Finally, take note of the last configuration. What is the $SCRATCH environment variable?

For the answer to this question:

  1. Add a screenshot of the results of some (not all) of you running the script in the srun commands.

  2. Write 1-2 sentences about any observations.

  3. Include what the $SCRATCH environment variable is.

Items to submit
  • Code used to solve this problem.

  • Output from running the code.

Question 3

The following is a solid template for a job script.
#SBATCH --account=cis220051 (1)
#SBATCH --partition=shared (2)
#SBATCH --job-name=serial_job_test (3)
#SBATCH --mail-type=END,FAIL          # Mail events (NONE, BEGIN, END, FAIL, ALL) (4)
#SBATCH [email protected]     # Where to send mail (5)
#SBATCH --ntasks=3                    # Number of tasks (total) (6)
#SBATCH --cpus-per-task=1             # Number of CPUs per task (7)
#SBATCH -o /dev/null                  # Output to dev null (8)
#SBATCH -e /dev/null                  # Error to dev null (9)

srun -n 1 -c 1 --mem-per-cpu=1918 --exact -t 00:00:05 $HOME/ > first.out & (10)
srun -n 1 -c 2 --mem-per-cpu=1918 --exact -t 00:00:05 $HOME/ > second.out & (11)
srun -n 1 -c 3 --mem-per-cpu=1918 --exact -t 00:00:05 $HOME/ > third.out & (12)

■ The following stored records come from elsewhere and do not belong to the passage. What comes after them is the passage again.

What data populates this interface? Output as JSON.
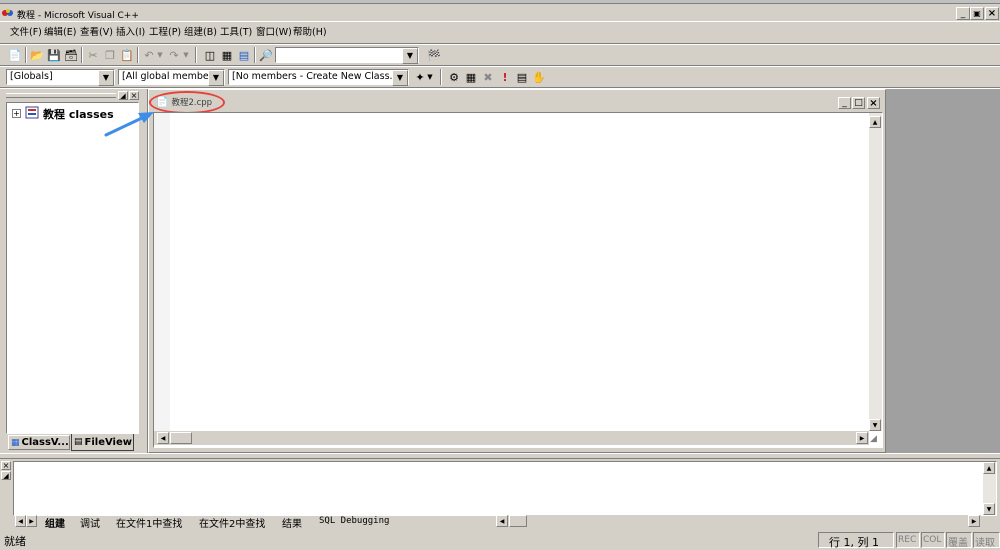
{
  "window": {
    "title": "教程 - Microsoft Visual C++"
  },
  "menu": {
    "items": [
      "文件(F)",
      "编辑(E)",
      "查看(V)",
      "插入(I)",
      "工程(P)",
      "组建(B)",
      "工具(T)",
      "窗口(W)",
      "帮助(H)"
    ]
  },
  "wizardbar": {
    "scope": "[Globals]",
    "filter": "[All global members",
    "members": "[No members - Create New Class..."
  },
  "workspace": {
    "tree_root": "教程 classes",
    "tab_classview": "ClassV...",
    "tab_fileview": "FileView"
  },
  "editor": {
    "doc_tab": "教程2.cpp"
  },
  "output": {
    "tabs": [
      "组建",
      "调试",
      "在文件1中查找",
      "在文件2中查找",
      "结果",
      "SQL Debugging"
    ]
  },
  "status": {
    "ready": "就绪",
    "position": "行 1, 列 1",
    "rec": "REC",
    "col": "COL",
    "ovr": "覆盖",
    "read": "读取"
  },
  "colors": {
    "face": "#d4d0c8",
    "appspace": "#a0a0a0",
    "annotation_red": "#e8403a",
    "annotation_blue": "#3c8ee8"
  },
  "icons": [
    "vc-logo-icon",
    "new-file-icon",
    "open-icon",
    "save-icon",
    "save-all-icon",
    "cut-icon",
    "copy-icon",
    "paste-icon",
    "undo-icon",
    "redo-icon",
    "workspace-icon",
    "output-icon",
    "window-list-icon",
    "find-in-files-icon",
    "find-icon",
    "compile-icon",
    "build-icon",
    "stop-build-icon",
    "execute-icon",
    "go-icon",
    "breakpoint-icon",
    "wizard-icon"
  ]
}
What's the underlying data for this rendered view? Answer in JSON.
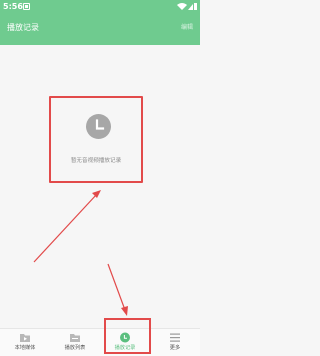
{
  "status_bar": {
    "time": "5:56"
  },
  "app_bar": {
    "title": "播放记录",
    "edit_label": "编辑"
  },
  "empty_state": {
    "icon": "clock-icon",
    "message": "暂无音视频播放记录"
  },
  "bottom_nav": {
    "items": [
      {
        "label": "本地媒体",
        "icon": "play-folder-icon",
        "active": false
      },
      {
        "label": "播放列表",
        "icon": "folder-icon",
        "active": false
      },
      {
        "label": "播放记录",
        "icon": "clock-icon",
        "active": true
      },
      {
        "label": "更多",
        "icon": "menu-icon",
        "active": false
      }
    ]
  },
  "colors": {
    "primary": "#6fcb8f",
    "annotation": "#e24a4a",
    "background": "#f6f6f6"
  }
}
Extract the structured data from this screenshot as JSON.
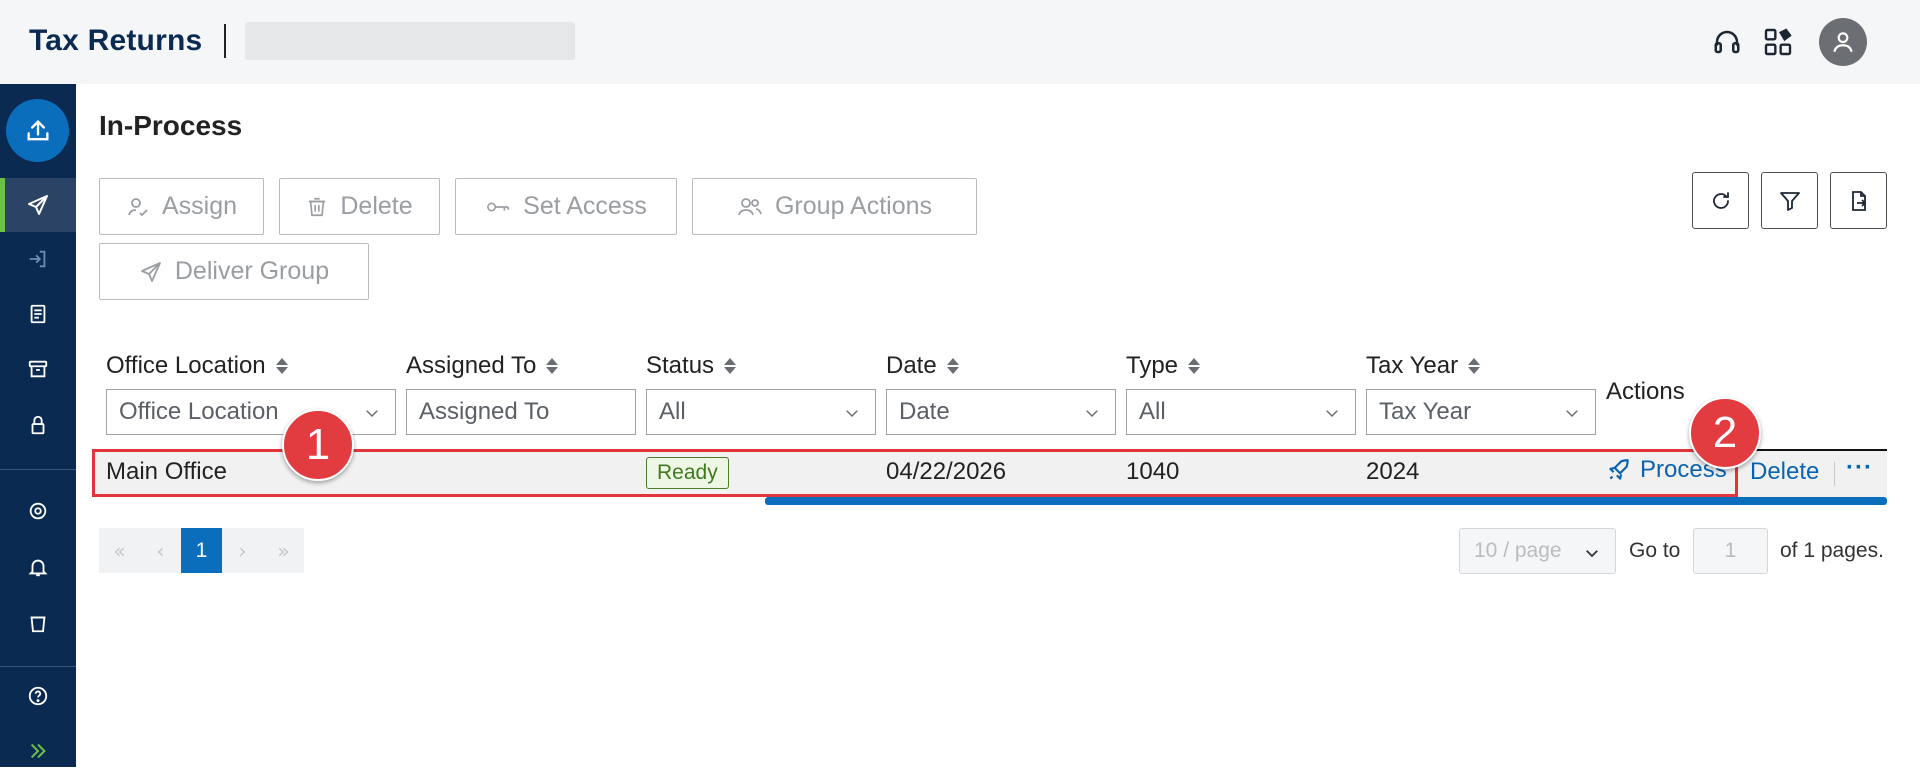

wait (13)
1 Sets the account to use for billing — in this case our account is cis220051.
2 Sets the partition to use — in this case we are using the shared partition.
3 Give your job a unique name so you can identify it in the queue.
4 Specify when you want to receive emails about your job. We have it set to notify us when the job ends or fails.
5 Specify the email address to send the emails to.
6 Specify the number of tasks, in total, to run within this job.
7 Specify the number of cores to use for each task.
8 Redirect the output of the job to /dev/null. This is a special file that discards all output. You could change this to $HOME/output.txt and the contents would be written to that file.
9 Redirect the error output of the job to /dev/null. This is a special file that discards all output. You could change this to $HOME/error.txt and the contents would be written to that file.
10 The first step of the job. This step contains a single task, that uses a single core.
11 The second step of the job. This step contains a single task, that uses two cores.
12 The third step of the job. This step contains a single task, that uses three cores.
13 Wait for all steps to complete. Very important to include.

Update the template to give your job a unique name, and to set the email to your Purdue email address.

To submit a job, run the following.


Run the following experiments by tweaking, submitting the job using sbatch, and then checking the output of first.out, second.out, and third.out.

  1. Run the original job script and note the time each of the steps finished relative to the other steps.

  2. Change the job script --cpus-per-task from 1 to 2. What happens to the finish times?

  3. Remove --exact from each of the job steps. What happens to the finish times?

In addition, please feel free to experiment with the various values, and see how the values effect the finish times and/or output of our script. Can you determine how things work? Write 1-2 sentences about your observations. Please do take the time to iterate on this question over and over until you get a good feel for how things work.

Items to submit
  • Code used to solve this problem.

  • Output from running the code.

Question 4

Make your job script run for at least 20 seconds — you can do this by adding more steps, reducing cpus, or modifying the time.sleep call in the script. Submit the job using sbatch. Immediately after submitting the job, use the built in squeue command, in combination with grep to find the job id of your job.

What is squeue? Here are the docs.

Items to submit
  • Code used to solve this problem.

  • Output from running the code.

Please make sure to double check that your submission is complete, and contains all of your code and output before submitting. If you are on a spotty internet connection, it is recommended to download your submission after submitting it to make sure what you think you submitted, was what you actually submitted.

In addition, please review our submission guidelines before submitting your project.